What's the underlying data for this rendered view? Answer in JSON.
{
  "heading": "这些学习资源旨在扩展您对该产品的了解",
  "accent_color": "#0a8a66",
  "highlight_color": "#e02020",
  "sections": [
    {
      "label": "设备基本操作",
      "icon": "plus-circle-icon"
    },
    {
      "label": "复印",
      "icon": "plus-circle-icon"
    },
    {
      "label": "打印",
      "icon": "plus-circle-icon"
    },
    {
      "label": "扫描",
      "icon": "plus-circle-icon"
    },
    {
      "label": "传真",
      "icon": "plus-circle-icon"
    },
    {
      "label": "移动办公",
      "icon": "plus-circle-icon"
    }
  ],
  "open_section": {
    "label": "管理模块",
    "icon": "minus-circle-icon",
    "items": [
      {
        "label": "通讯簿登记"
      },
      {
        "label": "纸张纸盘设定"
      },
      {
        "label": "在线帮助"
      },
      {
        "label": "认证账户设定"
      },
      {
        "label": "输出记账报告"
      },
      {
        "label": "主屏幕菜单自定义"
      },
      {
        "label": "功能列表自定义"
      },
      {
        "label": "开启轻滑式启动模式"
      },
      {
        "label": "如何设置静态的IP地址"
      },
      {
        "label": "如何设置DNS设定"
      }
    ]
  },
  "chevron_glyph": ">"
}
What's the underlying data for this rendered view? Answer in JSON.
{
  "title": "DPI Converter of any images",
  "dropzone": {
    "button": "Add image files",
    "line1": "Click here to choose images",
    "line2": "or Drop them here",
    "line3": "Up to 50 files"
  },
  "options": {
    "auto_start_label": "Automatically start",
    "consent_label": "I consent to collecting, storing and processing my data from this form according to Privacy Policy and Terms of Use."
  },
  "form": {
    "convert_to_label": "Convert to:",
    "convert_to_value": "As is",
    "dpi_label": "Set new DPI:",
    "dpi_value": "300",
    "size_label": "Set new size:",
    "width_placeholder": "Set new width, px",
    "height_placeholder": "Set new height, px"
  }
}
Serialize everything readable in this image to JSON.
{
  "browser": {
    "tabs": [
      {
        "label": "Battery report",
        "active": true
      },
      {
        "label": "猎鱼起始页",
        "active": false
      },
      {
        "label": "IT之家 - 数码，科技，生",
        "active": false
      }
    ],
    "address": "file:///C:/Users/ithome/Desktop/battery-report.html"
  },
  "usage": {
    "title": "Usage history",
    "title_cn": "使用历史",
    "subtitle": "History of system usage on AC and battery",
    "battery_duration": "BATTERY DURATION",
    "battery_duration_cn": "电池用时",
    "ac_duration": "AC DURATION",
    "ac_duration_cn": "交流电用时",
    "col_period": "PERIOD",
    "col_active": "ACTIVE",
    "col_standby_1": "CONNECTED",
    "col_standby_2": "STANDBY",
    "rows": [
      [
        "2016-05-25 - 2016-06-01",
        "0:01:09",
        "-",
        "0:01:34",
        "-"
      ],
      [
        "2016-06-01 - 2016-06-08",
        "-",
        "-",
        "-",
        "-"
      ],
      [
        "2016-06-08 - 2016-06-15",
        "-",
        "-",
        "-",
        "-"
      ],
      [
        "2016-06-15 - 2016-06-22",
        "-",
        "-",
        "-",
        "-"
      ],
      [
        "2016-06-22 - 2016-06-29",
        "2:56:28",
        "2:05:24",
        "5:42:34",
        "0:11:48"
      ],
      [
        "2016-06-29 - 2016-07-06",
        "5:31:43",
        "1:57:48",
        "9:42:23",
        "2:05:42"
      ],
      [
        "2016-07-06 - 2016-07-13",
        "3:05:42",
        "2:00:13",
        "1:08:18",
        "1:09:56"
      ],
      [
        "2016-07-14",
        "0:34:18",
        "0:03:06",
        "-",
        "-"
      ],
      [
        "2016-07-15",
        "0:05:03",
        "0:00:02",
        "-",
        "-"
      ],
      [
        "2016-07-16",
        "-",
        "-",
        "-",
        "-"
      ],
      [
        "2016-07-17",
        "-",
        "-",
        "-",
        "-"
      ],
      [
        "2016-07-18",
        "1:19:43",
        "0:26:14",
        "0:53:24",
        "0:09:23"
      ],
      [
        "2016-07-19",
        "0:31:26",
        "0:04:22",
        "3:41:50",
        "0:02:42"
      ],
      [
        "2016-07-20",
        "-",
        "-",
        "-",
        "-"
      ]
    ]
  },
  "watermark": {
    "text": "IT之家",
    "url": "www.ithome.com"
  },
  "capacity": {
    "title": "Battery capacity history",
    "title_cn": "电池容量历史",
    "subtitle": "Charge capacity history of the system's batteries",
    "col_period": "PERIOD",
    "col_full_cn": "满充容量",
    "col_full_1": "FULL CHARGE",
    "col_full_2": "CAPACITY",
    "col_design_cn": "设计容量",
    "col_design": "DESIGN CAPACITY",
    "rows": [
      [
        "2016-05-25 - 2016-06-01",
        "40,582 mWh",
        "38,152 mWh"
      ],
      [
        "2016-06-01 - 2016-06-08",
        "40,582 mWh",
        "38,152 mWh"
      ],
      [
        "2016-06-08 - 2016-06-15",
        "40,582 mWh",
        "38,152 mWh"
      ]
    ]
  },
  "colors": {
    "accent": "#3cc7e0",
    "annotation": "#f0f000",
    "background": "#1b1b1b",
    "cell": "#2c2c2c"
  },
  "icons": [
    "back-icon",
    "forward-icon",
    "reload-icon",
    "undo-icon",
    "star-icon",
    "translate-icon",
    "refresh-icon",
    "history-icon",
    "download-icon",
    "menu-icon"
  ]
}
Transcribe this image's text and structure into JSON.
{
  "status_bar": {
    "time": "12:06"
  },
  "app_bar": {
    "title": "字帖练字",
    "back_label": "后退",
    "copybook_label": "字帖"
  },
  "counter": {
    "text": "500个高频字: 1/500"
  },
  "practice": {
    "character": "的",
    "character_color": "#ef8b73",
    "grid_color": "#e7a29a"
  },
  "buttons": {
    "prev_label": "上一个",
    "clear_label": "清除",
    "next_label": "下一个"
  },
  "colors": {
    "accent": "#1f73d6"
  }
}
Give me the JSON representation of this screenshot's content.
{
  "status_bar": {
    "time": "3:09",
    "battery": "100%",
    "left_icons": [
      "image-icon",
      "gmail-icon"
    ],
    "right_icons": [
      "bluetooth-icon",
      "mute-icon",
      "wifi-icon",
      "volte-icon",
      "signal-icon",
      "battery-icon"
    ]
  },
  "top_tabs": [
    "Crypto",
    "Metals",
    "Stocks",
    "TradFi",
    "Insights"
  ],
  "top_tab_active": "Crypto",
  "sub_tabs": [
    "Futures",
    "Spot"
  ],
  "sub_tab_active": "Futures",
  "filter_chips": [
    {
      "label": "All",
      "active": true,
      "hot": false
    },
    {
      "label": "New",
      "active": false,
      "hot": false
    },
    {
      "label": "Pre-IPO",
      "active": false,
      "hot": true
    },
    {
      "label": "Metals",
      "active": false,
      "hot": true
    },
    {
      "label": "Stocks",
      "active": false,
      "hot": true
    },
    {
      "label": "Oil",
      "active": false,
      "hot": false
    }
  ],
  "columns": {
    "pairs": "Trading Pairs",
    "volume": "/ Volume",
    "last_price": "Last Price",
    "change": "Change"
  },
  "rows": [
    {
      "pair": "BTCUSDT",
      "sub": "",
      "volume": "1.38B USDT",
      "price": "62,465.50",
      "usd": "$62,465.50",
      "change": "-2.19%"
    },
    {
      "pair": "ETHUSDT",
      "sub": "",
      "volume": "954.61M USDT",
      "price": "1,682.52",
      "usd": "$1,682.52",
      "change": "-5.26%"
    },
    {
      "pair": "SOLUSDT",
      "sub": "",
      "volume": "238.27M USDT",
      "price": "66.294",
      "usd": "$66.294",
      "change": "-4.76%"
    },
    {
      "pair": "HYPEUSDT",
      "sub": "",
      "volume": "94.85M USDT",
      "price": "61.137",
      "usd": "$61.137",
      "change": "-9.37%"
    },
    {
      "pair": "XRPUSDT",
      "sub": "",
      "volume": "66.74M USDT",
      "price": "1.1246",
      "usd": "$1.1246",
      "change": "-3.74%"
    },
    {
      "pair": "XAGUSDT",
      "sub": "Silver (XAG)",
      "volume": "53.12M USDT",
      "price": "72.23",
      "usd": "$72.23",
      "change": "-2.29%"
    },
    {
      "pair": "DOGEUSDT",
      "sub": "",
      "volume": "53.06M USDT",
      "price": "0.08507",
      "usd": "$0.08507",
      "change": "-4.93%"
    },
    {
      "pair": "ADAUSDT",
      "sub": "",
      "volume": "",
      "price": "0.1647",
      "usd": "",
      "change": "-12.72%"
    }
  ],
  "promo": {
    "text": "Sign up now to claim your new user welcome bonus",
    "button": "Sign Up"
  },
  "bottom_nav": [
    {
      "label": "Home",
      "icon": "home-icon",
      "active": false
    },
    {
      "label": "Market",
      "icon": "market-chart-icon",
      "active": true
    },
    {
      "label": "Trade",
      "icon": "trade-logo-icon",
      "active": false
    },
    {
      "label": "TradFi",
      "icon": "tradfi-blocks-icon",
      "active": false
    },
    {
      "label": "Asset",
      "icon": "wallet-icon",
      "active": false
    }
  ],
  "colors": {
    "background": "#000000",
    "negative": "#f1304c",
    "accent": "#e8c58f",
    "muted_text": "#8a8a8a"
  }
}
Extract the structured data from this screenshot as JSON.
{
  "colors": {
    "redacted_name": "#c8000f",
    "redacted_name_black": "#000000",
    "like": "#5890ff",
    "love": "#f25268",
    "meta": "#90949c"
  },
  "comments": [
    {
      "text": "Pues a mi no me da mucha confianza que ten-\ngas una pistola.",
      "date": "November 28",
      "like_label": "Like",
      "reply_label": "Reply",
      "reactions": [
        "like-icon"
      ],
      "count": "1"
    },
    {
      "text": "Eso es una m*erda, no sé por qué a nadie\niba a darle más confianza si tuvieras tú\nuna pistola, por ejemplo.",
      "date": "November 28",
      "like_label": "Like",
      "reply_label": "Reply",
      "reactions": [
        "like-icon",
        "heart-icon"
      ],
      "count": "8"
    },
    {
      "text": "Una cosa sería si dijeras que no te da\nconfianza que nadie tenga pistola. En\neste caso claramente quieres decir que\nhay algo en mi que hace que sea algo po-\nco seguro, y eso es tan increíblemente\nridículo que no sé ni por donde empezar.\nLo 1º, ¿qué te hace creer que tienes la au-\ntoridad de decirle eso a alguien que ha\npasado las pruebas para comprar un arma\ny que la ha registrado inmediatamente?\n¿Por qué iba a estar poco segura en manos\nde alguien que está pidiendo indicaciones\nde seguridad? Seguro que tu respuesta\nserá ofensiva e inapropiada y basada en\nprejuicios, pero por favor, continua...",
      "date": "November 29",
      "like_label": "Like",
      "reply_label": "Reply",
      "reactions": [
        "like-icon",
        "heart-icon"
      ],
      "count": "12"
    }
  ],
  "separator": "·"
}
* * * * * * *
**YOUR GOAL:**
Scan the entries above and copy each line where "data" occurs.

**PROBLEM SOLUTION:**
What's the underlying data for this rendered view? Answer in JSON.
What's the underlying data for this rendered view? Answer in JSON.
    "consent_label": "I consent to collecting, storing and processing my data from this form according to Privacy Policy and Terms of Use."
Extract the structured data from this screenshot as JSON.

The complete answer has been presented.